Ubuntu 8.10 on the LG X110 (X110-G.A7HBV3)

I’ve been playing with a new netbook, the LG X110, which is based on the MSI Wind. After using the Windows XP installation it comes with for an hour I got sick of it and decided to install Ubuntu 8.10. As the X110 does not have a CD-ROM drive and I do not have an external one, I had to find some other way of installing Ubuntu. Here is how I did it:

lg-x110-netbook

Things you are going to need:

  • USB memory stick (I used a 1GB one).
  • Internet connection through cable (ethernet) on the X110.
  1. Get UNetbootin, run it and choose Distribution: Ubuntu – 8.10_NetInstall.
    unetbootin
  2. Insert a USB memory stick into your computer.
  3. Select the correct USB Drive from within UNetbootin.
  4. Press OK and wait for the program to finish
    — Now let’s get on with the actual installation! —
  5. Follow the installation process (you can choose the 8.10_Live image in step 1 if you want a graphical installation instead of the text based installer of the NetInstall)
  6. You are all done, the only thing you need to fiddle with to get working is the wireless network card and the webcam, luckily some nice people already wrote some guides for the MSI Wind, which also apply to this netbook: wireless guidewebcam guide.

I setup the X110 to use full disc encryption and as far as I can tell the performance loss is not very noticeable, I only really feel it when copying very large files. I also tweaked ubuntu and especially Firefox quite a bit to make the most of the small screen, I will write more about this in a later blog post.

And of course I had to try to take apart the X110, just to see what was inside, below is a picture with the bottom cover removed.

LG X110 cover removed

Update: Ubuntu 9.10 works out of the box with both wifi, webcam and 3G modem, the same installation method as above still works.

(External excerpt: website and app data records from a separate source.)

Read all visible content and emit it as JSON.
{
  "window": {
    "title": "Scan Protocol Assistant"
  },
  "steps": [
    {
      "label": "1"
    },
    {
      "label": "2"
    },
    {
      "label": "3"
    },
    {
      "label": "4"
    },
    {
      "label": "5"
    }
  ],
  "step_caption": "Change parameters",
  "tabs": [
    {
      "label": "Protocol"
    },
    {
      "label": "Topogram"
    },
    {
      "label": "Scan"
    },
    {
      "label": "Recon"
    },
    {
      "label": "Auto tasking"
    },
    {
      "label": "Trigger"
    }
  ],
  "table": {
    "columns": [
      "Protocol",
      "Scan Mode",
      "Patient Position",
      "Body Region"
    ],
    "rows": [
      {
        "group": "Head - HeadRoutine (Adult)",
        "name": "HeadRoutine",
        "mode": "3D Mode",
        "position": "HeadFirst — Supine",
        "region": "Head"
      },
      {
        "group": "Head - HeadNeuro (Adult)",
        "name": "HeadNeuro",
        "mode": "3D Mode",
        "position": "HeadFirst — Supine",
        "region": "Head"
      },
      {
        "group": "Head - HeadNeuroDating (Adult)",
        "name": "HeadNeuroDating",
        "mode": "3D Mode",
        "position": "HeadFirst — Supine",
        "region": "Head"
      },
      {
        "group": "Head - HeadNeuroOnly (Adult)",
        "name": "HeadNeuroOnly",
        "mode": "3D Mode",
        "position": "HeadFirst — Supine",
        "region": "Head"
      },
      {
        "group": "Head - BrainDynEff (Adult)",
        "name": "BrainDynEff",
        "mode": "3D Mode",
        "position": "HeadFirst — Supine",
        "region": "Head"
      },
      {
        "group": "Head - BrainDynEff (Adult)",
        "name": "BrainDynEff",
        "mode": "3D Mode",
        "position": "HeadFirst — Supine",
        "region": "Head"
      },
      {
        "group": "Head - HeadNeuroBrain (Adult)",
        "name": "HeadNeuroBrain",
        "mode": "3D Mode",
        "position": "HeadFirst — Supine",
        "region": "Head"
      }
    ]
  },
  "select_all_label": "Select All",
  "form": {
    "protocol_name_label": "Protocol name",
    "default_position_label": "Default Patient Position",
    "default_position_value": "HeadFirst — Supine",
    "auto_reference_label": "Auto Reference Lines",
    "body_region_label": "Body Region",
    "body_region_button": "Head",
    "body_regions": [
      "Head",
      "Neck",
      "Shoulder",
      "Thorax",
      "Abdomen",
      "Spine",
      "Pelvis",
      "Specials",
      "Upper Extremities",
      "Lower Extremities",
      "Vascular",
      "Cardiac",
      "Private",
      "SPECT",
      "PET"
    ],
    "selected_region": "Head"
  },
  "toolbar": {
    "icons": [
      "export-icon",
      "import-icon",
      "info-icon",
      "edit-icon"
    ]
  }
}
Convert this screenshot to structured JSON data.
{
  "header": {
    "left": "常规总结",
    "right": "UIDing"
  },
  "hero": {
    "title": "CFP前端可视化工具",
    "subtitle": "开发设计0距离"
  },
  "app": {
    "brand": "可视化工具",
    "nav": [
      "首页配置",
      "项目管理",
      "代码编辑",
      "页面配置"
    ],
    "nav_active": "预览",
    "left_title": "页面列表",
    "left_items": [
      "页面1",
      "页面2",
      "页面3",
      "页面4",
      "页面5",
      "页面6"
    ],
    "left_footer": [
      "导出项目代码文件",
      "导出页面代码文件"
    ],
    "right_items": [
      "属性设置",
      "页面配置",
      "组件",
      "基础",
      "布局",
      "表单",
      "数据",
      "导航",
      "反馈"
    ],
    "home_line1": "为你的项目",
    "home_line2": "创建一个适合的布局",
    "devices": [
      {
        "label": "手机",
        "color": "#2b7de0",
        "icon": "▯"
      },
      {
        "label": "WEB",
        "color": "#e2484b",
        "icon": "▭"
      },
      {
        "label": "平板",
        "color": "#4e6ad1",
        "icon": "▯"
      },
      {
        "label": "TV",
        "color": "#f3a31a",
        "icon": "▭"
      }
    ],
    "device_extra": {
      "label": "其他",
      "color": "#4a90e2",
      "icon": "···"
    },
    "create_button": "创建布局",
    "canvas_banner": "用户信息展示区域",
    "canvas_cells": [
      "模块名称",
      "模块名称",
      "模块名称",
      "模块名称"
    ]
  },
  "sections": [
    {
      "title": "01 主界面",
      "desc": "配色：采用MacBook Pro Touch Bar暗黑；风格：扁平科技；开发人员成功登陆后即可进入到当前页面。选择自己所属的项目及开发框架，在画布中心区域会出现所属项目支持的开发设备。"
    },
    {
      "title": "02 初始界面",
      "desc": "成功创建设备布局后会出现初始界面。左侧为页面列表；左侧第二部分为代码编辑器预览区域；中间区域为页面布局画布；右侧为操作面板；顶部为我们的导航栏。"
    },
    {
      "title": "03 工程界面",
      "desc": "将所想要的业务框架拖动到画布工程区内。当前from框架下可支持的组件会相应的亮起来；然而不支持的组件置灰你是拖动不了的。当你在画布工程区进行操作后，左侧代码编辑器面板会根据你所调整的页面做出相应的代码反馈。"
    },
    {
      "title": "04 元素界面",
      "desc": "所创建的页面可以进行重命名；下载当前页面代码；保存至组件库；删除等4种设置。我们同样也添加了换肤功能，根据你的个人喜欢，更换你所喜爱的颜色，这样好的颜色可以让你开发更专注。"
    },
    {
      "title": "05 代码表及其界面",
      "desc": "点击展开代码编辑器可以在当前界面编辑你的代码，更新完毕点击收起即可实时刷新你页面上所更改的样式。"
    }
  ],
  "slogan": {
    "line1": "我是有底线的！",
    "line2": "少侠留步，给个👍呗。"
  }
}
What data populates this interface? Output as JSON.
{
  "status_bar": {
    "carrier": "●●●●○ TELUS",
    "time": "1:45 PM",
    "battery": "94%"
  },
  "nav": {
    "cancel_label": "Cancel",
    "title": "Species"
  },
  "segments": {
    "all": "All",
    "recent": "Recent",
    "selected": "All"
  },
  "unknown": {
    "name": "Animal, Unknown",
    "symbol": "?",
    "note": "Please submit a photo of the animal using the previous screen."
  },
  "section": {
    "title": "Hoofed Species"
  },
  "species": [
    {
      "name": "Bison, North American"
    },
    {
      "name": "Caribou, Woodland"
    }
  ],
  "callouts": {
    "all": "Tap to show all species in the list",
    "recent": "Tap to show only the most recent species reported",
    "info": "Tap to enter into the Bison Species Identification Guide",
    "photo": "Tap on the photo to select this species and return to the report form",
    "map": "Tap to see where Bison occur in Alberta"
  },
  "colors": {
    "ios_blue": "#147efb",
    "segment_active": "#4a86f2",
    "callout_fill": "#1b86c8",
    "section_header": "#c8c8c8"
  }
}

SE K800i, Linux and Windows

I’ve had the pleasure of playing with a Sony Ericsson K800i phone for some time now, this is my experience in using the phone with Linux and Windows.

Linux:

The K800i works with Linux (Ubuntu 6.10 in my case) to some degree. Transfering files to/from the phone is easy, just plug in the USB cable, choose “File Transfer” mode on the phone and it works as a standard USB mass storage device. It is also possible to transfer files to/from the phone using an infrared port, to get this to work in Ubuntu i simply did the following:

# apt-get install irda-utils irda-tools irda-common
# /etc/init.d/irda-utils start

To send files to the phone, use: “ircp fileToTransfer”
To recieve files from the phone, use: ircp -r (and send the file from the phone using infrared).

Just a reminder: It’s amazing how silly you feel after having run “ircp file” in despair for the 117th time, only to find out that you forgot to enable infrared on the phone.On a final note on the Linux stuff, I have plans to start making an application to communicate with the K800i using bluetooth in Linux. I’ve already found the DisGUISE project which looks quite interesting, although i don’t have much experience with C#.

SE K800i

Windows:

The K800i works fine with windows, when you plug in the USB cable and select “File Transfer” mode it works as a standard USB mass storage device. But when it comes to everything else besides file transfering, i suggest you use float’s Mobile Agent. FMA enables you to do anything with your SE phone, send and recieve calls and text messages, synchronize your phonebook and calendar and much, much more. One of the neatest features is the ability to use your phone to remotely control various applications, f.ex. Winamp, Windows Media Player, Powerpoint, ICQ, etc. and it’s quite easy to add support for more applications.